> [TASK DETAILS]:
In the records below, find each line with the word "this" and copy it.

[Component data from apps and pages]
※ ※ ※

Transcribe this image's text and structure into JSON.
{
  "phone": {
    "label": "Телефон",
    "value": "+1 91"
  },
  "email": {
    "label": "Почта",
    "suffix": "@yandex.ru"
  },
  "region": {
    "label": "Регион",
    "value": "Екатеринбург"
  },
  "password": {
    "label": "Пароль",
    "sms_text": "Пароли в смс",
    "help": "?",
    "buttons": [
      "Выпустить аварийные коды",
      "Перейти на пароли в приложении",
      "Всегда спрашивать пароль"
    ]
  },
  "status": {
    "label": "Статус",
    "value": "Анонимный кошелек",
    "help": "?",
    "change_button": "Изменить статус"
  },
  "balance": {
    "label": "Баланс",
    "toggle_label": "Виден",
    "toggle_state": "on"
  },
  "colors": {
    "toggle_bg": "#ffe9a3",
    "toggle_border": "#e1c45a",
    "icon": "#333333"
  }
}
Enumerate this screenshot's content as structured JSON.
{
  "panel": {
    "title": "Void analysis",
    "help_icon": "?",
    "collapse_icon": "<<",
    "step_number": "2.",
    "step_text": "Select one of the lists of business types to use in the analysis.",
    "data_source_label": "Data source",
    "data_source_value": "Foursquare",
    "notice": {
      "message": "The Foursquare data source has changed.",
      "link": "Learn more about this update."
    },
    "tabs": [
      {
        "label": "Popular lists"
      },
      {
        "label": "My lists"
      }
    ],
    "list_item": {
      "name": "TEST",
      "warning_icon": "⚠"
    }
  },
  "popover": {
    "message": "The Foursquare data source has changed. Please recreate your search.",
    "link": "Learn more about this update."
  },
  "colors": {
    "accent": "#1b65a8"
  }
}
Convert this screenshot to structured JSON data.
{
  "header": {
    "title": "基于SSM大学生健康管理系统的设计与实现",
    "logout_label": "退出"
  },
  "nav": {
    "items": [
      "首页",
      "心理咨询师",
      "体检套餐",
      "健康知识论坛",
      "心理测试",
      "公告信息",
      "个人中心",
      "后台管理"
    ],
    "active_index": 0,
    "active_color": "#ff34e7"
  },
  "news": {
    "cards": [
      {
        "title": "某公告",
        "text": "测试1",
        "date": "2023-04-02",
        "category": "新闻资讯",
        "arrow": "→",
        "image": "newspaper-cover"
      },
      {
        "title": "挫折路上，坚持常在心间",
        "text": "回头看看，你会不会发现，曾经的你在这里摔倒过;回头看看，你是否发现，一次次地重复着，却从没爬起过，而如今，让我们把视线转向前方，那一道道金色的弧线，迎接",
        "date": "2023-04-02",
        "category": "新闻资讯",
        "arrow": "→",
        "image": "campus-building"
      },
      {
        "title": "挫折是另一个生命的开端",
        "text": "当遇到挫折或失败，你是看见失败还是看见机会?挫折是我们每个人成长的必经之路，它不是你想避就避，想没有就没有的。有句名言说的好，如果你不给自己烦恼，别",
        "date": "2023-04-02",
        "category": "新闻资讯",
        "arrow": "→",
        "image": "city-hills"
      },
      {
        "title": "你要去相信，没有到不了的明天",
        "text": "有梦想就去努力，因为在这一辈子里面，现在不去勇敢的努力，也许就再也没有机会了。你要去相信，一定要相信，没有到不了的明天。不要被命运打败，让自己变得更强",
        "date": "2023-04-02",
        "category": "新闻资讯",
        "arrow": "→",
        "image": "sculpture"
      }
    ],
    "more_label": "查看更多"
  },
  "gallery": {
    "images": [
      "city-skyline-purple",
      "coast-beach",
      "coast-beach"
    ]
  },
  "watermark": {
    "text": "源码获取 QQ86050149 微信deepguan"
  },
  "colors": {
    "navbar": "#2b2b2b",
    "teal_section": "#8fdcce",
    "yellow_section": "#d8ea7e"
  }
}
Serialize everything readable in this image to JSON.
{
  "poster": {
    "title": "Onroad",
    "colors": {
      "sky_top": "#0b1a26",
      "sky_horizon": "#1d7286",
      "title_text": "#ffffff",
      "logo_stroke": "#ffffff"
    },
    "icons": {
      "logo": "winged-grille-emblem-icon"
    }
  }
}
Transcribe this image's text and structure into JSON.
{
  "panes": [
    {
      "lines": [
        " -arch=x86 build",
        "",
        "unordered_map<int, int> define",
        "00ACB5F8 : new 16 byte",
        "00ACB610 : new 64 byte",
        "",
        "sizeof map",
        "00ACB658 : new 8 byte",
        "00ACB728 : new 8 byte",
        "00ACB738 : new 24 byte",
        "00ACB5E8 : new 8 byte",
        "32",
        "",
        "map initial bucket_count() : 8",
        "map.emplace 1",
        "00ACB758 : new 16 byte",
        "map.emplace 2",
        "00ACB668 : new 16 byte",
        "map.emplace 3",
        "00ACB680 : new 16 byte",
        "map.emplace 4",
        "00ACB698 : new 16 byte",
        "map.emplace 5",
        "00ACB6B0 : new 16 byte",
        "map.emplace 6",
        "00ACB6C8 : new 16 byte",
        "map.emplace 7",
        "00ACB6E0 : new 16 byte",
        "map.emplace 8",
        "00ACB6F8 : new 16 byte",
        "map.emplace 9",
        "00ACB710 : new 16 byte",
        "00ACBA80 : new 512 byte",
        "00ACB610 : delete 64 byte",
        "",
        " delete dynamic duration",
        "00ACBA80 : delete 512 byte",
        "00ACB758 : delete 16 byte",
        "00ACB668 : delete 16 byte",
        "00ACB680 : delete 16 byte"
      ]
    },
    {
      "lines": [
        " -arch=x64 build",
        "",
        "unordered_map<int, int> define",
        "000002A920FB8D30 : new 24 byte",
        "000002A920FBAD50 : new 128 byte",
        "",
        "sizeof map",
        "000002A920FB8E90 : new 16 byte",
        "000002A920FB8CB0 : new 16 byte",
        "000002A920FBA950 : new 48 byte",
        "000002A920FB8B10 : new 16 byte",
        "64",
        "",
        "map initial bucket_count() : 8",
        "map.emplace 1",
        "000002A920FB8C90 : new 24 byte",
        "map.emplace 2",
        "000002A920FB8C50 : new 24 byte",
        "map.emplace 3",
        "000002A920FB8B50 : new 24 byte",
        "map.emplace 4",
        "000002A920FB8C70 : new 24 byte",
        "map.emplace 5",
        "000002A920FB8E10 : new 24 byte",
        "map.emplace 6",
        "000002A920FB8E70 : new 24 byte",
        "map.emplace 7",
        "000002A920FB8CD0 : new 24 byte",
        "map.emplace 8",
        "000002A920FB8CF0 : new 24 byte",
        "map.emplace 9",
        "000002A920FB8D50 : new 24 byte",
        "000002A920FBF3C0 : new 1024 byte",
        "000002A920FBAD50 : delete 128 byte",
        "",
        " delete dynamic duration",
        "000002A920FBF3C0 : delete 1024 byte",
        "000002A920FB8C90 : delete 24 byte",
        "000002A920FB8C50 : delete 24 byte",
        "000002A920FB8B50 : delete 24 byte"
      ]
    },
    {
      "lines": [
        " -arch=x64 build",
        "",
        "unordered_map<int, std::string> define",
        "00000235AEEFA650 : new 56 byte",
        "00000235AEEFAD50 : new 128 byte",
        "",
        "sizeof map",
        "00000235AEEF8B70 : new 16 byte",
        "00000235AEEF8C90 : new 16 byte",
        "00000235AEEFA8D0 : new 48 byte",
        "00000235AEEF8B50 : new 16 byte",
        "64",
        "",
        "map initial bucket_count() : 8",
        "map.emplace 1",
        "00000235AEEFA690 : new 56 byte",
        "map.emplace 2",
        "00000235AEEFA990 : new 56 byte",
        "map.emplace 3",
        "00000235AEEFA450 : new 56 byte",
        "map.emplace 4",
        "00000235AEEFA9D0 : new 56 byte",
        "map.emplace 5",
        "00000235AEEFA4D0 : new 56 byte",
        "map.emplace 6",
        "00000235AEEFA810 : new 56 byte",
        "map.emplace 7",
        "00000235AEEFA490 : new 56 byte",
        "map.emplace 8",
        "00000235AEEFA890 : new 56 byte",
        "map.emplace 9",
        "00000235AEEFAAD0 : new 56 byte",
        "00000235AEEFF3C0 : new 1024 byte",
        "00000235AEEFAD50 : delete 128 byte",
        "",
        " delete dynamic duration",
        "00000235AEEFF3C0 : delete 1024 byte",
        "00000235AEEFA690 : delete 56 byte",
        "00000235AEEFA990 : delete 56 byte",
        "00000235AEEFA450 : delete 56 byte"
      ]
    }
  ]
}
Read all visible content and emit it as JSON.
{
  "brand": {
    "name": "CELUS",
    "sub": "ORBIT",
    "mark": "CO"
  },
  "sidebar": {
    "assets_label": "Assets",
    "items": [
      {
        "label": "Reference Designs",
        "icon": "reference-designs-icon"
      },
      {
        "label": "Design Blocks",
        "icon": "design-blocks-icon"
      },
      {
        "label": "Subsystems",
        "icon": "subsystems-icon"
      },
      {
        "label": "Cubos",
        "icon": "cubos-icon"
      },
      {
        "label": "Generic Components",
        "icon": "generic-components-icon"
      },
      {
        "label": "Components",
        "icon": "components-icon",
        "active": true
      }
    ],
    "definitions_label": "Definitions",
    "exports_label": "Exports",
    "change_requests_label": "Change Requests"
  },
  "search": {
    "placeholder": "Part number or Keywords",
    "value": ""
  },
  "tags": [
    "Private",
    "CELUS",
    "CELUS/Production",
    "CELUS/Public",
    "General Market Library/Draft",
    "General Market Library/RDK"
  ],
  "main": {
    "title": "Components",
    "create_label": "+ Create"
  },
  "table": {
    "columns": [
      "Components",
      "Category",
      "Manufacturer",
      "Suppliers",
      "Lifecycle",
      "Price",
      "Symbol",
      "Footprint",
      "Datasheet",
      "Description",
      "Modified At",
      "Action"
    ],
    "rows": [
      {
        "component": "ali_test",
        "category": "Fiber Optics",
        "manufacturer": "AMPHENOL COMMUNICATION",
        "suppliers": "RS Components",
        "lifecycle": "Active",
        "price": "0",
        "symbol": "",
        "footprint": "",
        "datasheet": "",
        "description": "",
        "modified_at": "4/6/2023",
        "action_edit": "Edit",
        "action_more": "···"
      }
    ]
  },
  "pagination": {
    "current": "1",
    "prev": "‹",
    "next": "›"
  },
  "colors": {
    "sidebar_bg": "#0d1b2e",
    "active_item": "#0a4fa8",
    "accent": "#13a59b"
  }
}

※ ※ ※

> [REPLY]:
Transcribe this image's text and structure into JSON.
Enumerate this screenshot's content as structured JSON.
      "link": "Learn more about this update."
    "link": "Learn more about this update."
Convert this screenshot to structured JSON data.
Serialize everything readable in this image to JSON.
Transcribe this image's text and structure into JSON.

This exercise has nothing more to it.